Browsing named entities in Southern Historical Society Papers, Volume 31. (ed. Reverend J. William Jones). You can also browse the collection for Hunter Davidson or search for Hunter Davidson in all documents.

Your search returned 4 results in 3 document sections:

Southern Historical Society Papers, Volume 31. (ed. Reverend J. William Jones), History of Crenshaw Battery, (search)
, private, March 16, 1863. Coleman, L. L., corporal, March 14, 1862; returned to 15th Regiment Virginia Infantry, as his transfer was never perfected. Coghill, George L., private, March 14, 1862; died March 6, 1863, near Bowling Green. Catlett, Thomas J., private, March 14, 1862; died in hospital at Guinea's Station, June 24, 1863. Caldwell, James J., private, March 14, 1862; killed May 23, 1864, at Jericho Ford, Virginia. Casey, Bryan, private, March 14, 1862; transferred to Davidson's Artillery. Chamberlayne, J. H., 1st lieutenant,——; captured June 28, 1863, in Pennsylvana; died 1882. Cary, D. H., private, June 11, 1863; died July 29, 1863. Connor, J. E., private, January 8, 1865. Davis, Hector, private, March 14, 1862. Dunn, N. H., private, March 14, 1862. Douglass, John L., private, March 14, 1862; served until surrender. Dillard, John R., private March 14, 1862; served until surrender. Duerson, S. K., private, November 14, 1863; served until
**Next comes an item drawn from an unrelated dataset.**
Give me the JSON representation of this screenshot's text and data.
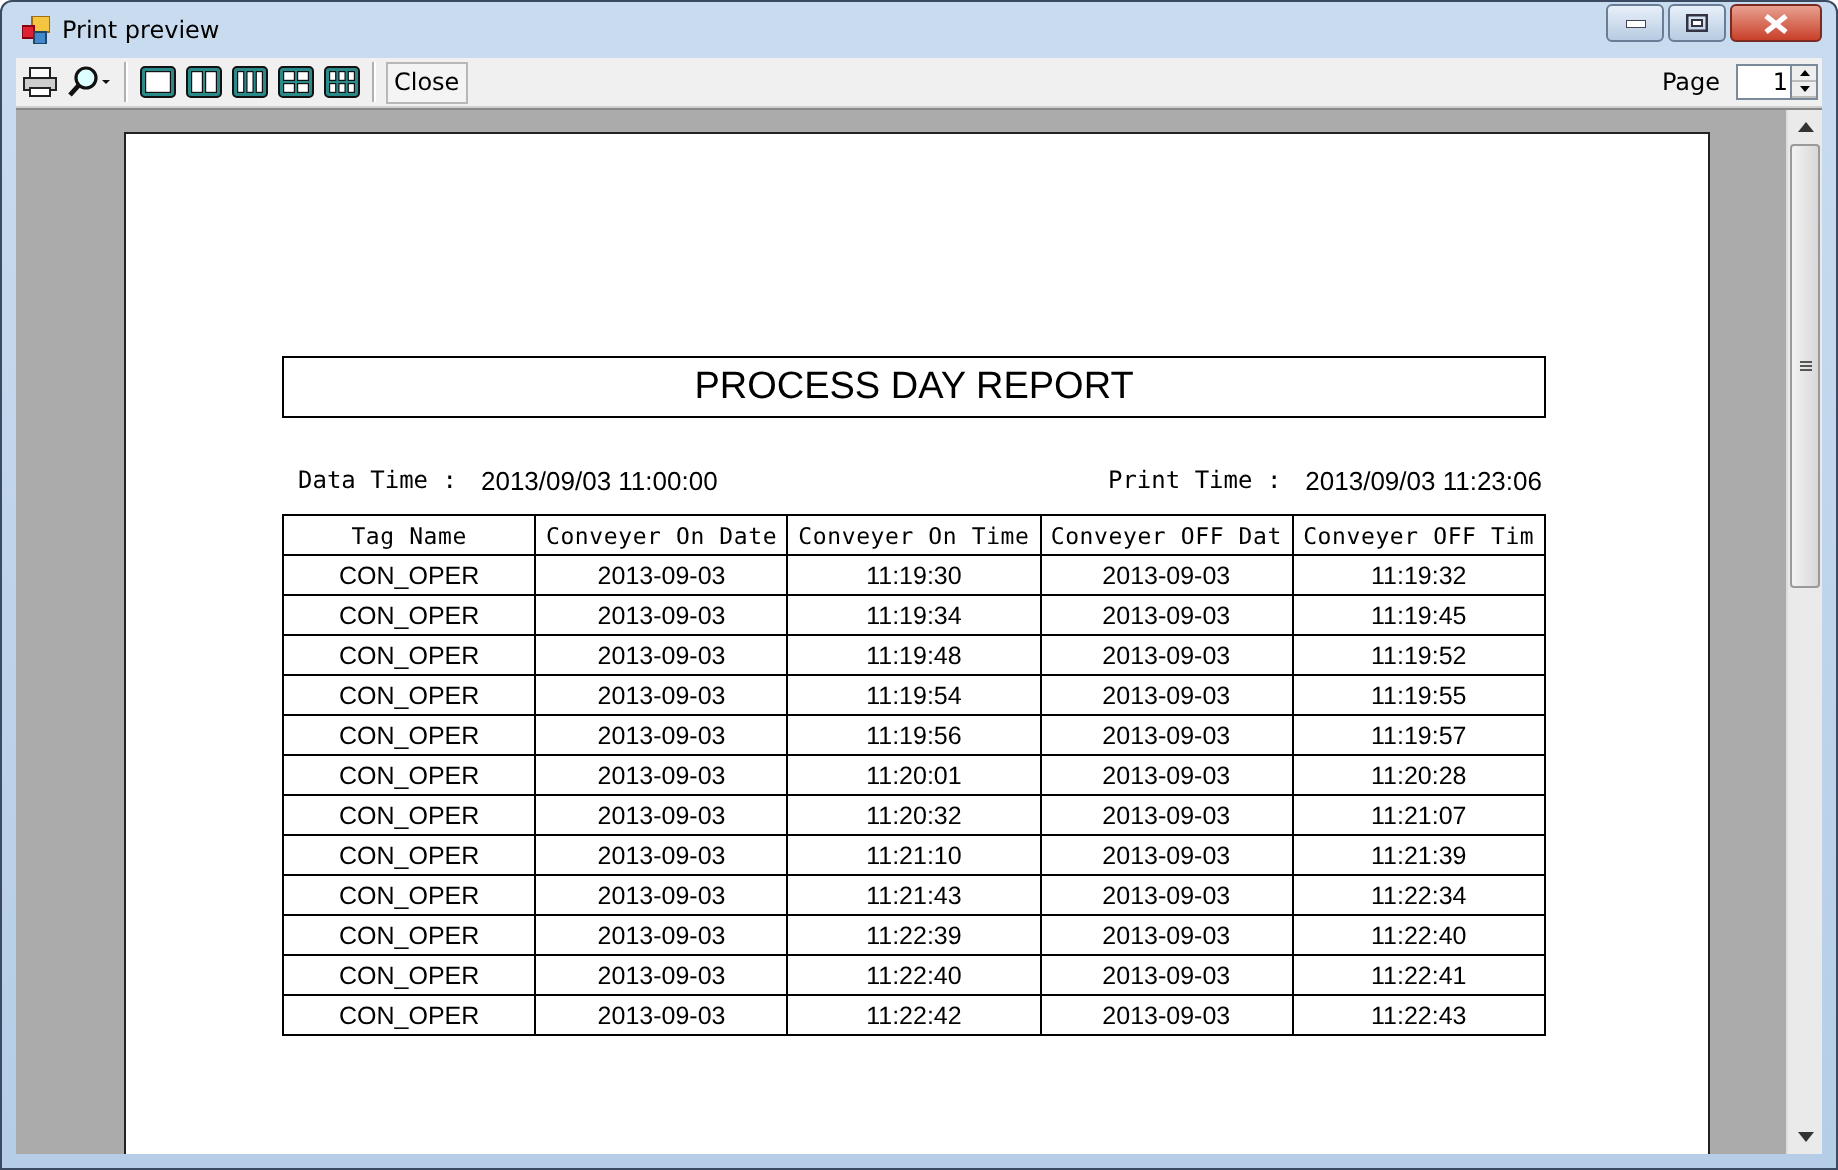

Southern Historical Society Papers, Volume 31. (ed. Reverend J. William Jones), The First Marine torpedoes were made in Richmond, Va., and used in James river. (search)
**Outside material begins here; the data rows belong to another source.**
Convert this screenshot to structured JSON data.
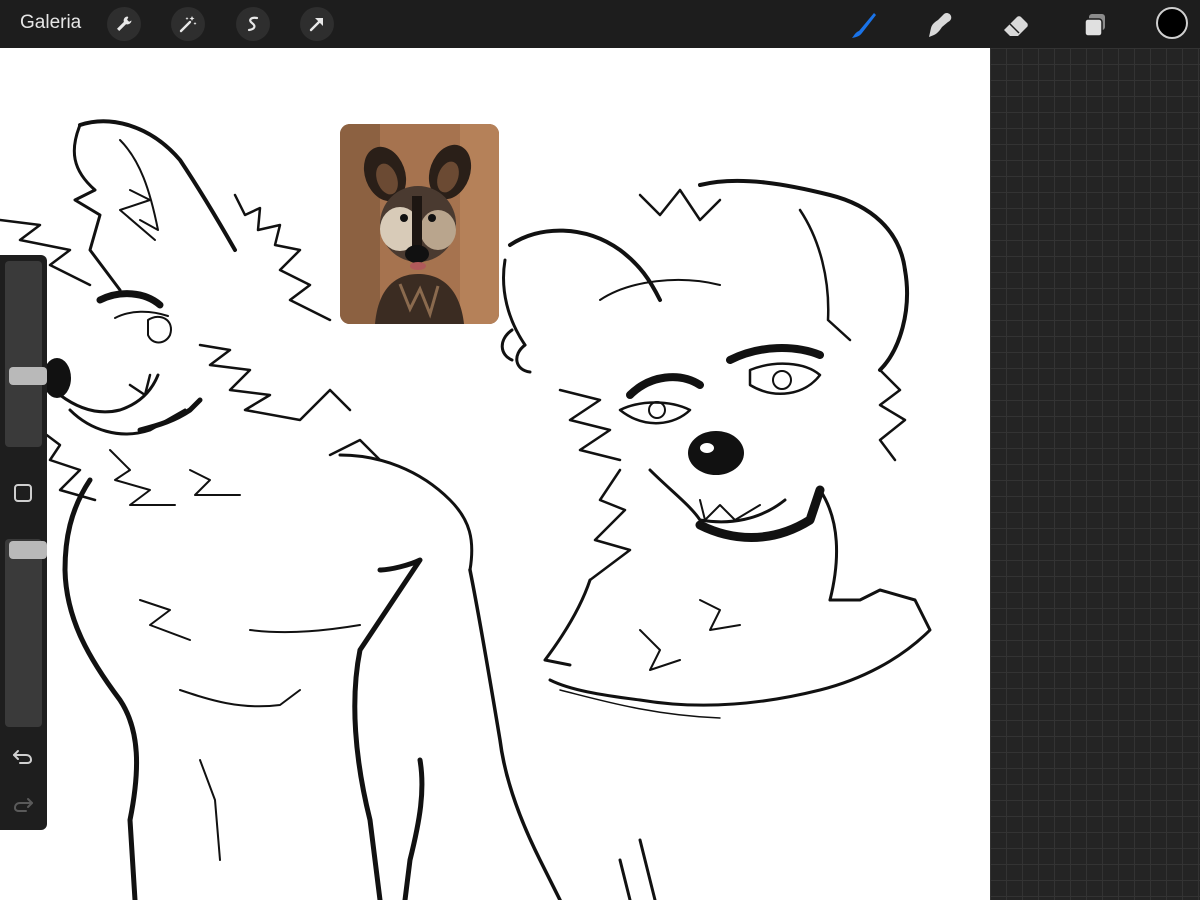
{
  "app": {
    "gallery_label": "Galeria"
  },
  "toolbar": {
    "left_tools": [
      "actions-wrench-icon",
      "adjustments-magic-wand-icon",
      "selection-icon",
      "transform-arrow-icon"
    ],
    "right_tools": [
      "brush-icon",
      "smudge-icon",
      "eraser-icon",
      "layers-icon"
    ],
    "active_tool": "brush",
    "active_tool_color": "#1a73e8",
    "current_color": "#000000"
  },
  "sidebar": {
    "brush_size_level": 0.62,
    "opacity_level": 0.98,
    "icons": [
      "modify-square-icon",
      "undo-icon",
      "redo-icon"
    ]
  },
  "canvas": {
    "background": "#ffffff",
    "reference_image": "african-wild-dog-photo"
  }
}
afloat, called frantically upon a civilian of New York for protection, asking him to name his own price to destory this Confederate terror, designed by Brooke and fought by Buchanan. Tatnall, Catesby Jones, Robert D. Minor, J. Taylor Wood, Hunter Davidson, Charles Sims and many another gallant Confederate. Were made here. Torpedoes as a successful weapon in actual war were introduced into the Confederate navy by Captain Mathews F. Maury, also of Fredericksburg, and first placed by him ithe close of the war, which found him at sea, en route for home, with a most powerful, perfect and complete equipment of electrical torpedo material, perhaps never since equalled. His valuable assistant in the James river defense was Lieutenant Hunter Davidson, who succeeded him in that charge, which he managed with unequaled skill until the end with electrical torpedoes, which, he says, he himself put down, Captain Maury's having been washed out by a severe freshet after he had gone. His op
Southern Historical Society Papers, Volume 31. (ed. Reverend J. William Jones), Index. (search)
ain W. A., 1. Crampton's Gap, 33. Crater, Battle of the, roster of members of the 12th Va. Infantry engaged in, 271. Crenshaw Battery History of the 275; roll of, 289; commended by A. P. Hill, 280. Crenshaw, Captain W. G., 275. Crittenden, General George B. 168. Crook and Kelly, Capture of Generals, 12. Crumpacker, Judge, 90. Crutchfield, Colonel S., 104. Cutshaw, Colonel W. E., 177. Daniel, Major John W., 205. Danville, Va., 80 334. David, Torpedo Boat, 330. Davidson, Captain, Hunter, 827. Davis, President, portrait of in the War Department, 86; last proclamation of, 837; monument, 209; Major Sturgis, 12. Depew, Senator, Chauncey, 97. Dinkins Captain James, 298. Dixon, Lieutenant, his daring, 880. Donelson Surrender of Fort, 298. Douglas, Major H. K., 65. Duncan, Colonel 58. Early, General J. A, 61, 340. Echo, Capture of the Brig, 53. Ellett, Captain, James, 380; Lieut. Robert, 275: Captain Thomas, 275. Englehard, Major J. A., 354. Ewing